A long term goal of my laboratory is to understand mechanisms through which inflammation contributes to diseases like atherosclerosis and asthma. Several major research programs are currently under investigation. One research program focuses on the role of myeloperoxidase, a leukocyte heme protein, in promoting oxidant stress in vivo, and its participation in cardiovascular diseases. A second area focuses on HDL structure and function. The third area focuses on the role of peroxidases and tobacco exposure in airway remodeling in asthma. A final area of research interest focuses on the role of intestinal microbiota in cardiometabolic disease.

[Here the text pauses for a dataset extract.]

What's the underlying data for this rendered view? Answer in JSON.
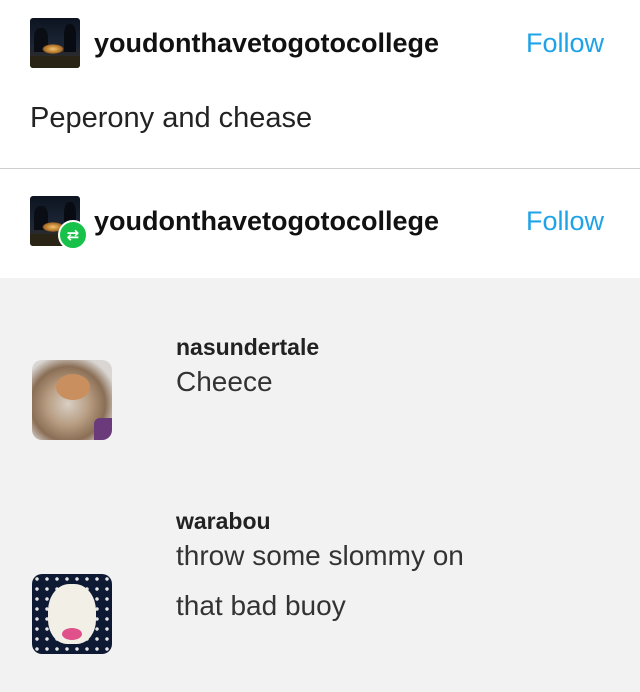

All research projects rely heavily on chemical and analytical methods to identify specific reactions/products, their mechanisms of formation, and their use as probes to elaborate pathways responsible for disease. Research efforts in each program span from bench-to-bedside, including basic/genetic, cellular, animal model, and human clinical investigations.

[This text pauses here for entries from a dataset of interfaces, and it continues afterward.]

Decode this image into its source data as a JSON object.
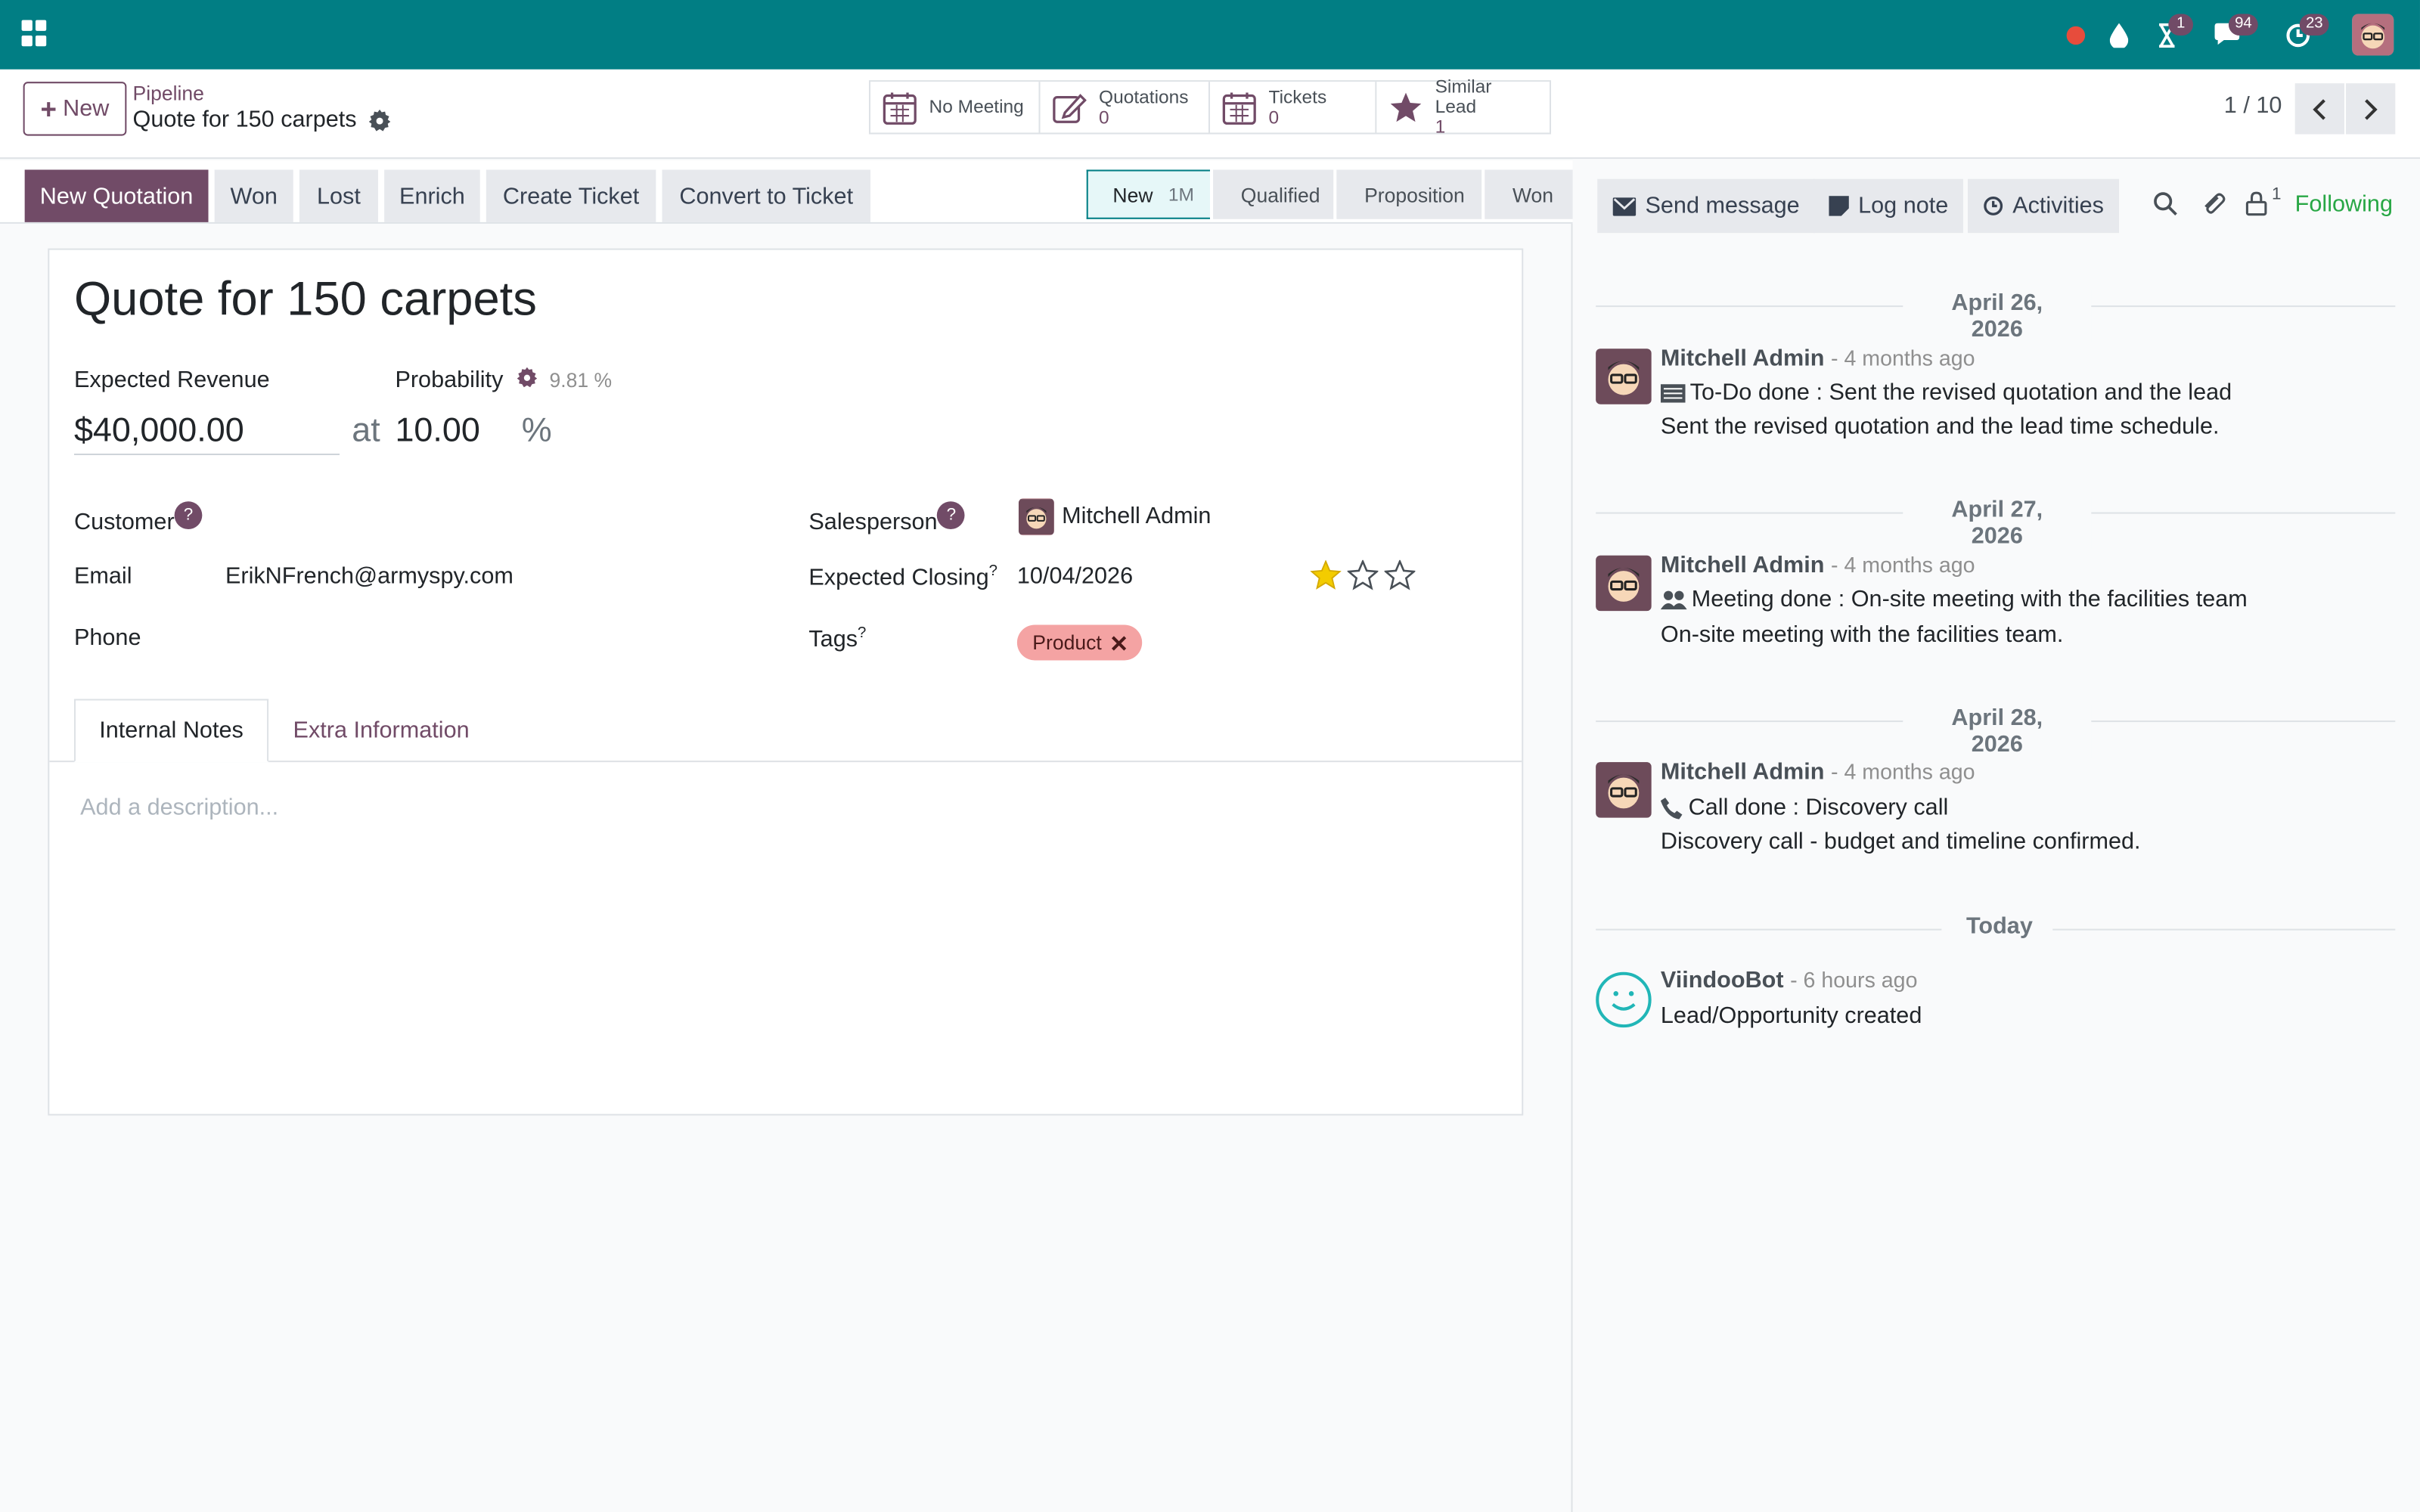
{
  "colors": {
    "brand": "#017e84",
    "primary": "#714b67",
    "following": "#28a745",
    "tag": "#f4a3a3",
    "star": "#f3cc00"
  },
  "navbar": {
    "apps_icon": "apps-grid-icon",
    "systray": [
      {
        "icon": "record-dot-icon",
        "badge": ""
      },
      {
        "icon": "drop-icon",
        "badge": ""
      },
      {
        "icon": "hourglass-icon",
        "badge": "1"
      },
      {
        "icon": "chat-icon",
        "badge": "94"
      },
      {
        "icon": "clock-icon",
        "badge": "23"
      }
    ]
  },
  "control_panel": {
    "new_label": "New",
    "breadcrumb_parent": "Pipeline",
    "breadcrumb_current": "Quote for 150 carpets",
    "smart_buttons": [
      {
        "label": "No Meeting",
        "count": "",
        "icon": "calendar-icon"
      },
      {
        "label": "Quotations",
        "count": "0",
        "icon": "edit-icon"
      },
      {
        "label": "Tickets",
        "count": "0",
        "icon": "calendar-icon"
      },
      {
        "label": "Similar Lead",
        "count": "1",
        "icon": "star-icon"
      }
    ],
    "pager": "1 / 10"
  },
  "actions": [
    "New Quotation",
    "Won",
    "Lost",
    "Enrich",
    "Create Ticket",
    "Convert to Ticket"
  ],
  "stages": [
    {
      "label": "New",
      "sub": "1M",
      "active": true
    },
    {
      "label": "Qualified",
      "sub": "",
      "active": false
    },
    {
      "label": "Proposition",
      "sub": "",
      "active": false
    },
    {
      "label": "Won",
      "sub": "",
      "active": false
    }
  ],
  "form": {
    "title": "Quote for 150 carpets",
    "expected_revenue_label": "Expected Revenue",
    "expected_revenue": "$40,000.00",
    "at": "at",
    "probability_label": "Probability",
    "auto_probability": "9.81 %",
    "probability": "10.00",
    "percent": "%",
    "customer_label": "Customer",
    "email_label": "Email",
    "email": "ErikNFrench@armyspy.com",
    "phone_label": "Phone",
    "salesperson_label": "Salesperson",
    "salesperson": "Mitchell Admin",
    "closing_label": "Expected Closing",
    "closing": "10/04/2026",
    "priority": 1,
    "priority_max": 3,
    "tags_label": "Tags",
    "tag": "Product",
    "help_mark": "?",
    "tabs": [
      "Internal Notes",
      "Extra Information"
    ],
    "description_placeholder": "Add a description..."
  },
  "chatter": {
    "send_message": "Send message",
    "log_note": "Log note",
    "activities": "Activities",
    "followers_count": "1",
    "following": "Following",
    "groups": [
      {
        "date": "April 26, 2026",
        "author": "Mitchell Admin",
        "when": "- 4 months ago",
        "line1": "To-Do done : Sent the revised quotation and the lead",
        "line2": "Sent the revised quotation and the lead time schedule.",
        "icon": "todo-icon"
      },
      {
        "date": "April 27, 2026",
        "author": "Mitchell Admin",
        "when": "- 4 months ago",
        "line1": "Meeting done : On-site meeting with the facilities team",
        "line2": "On-site meeting with the facilities team.",
        "icon": "users-icon"
      },
      {
        "date": "April 28, 2026",
        "author": "Mitchell Admin",
        "when": "- 4 months ago",
        "line1": "Call done : Discovery call",
        "line2": "Discovery call - budget and timeline confirmed.",
        "icon": "phone-icon"
      },
      {
        "date": "Today",
        "author": "ViindooBot",
        "when": "- 6 hours ago",
        "line1": "Lead/Opportunity created",
        "line2": "",
        "icon": ""
      }
    ]
  }
}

A long term goal of my laboratory is to understand the ways in which our immune system contributes to diseases like heart disease and asthma. I have several major areas of focus. One centers on the role of myeloperoxidase, a protein found in white blood cells that plays an important role in fighting infections, but which we have discovered also participates in development of heart diseases. A second area focuses on the role of microbes in our intestines (called gut flora) in heart disease. Another area focuses on the HDL particle (carrier of good cholesterol in the blood). The final area focuses on the role of white blood cells in the lungs in causing asthma.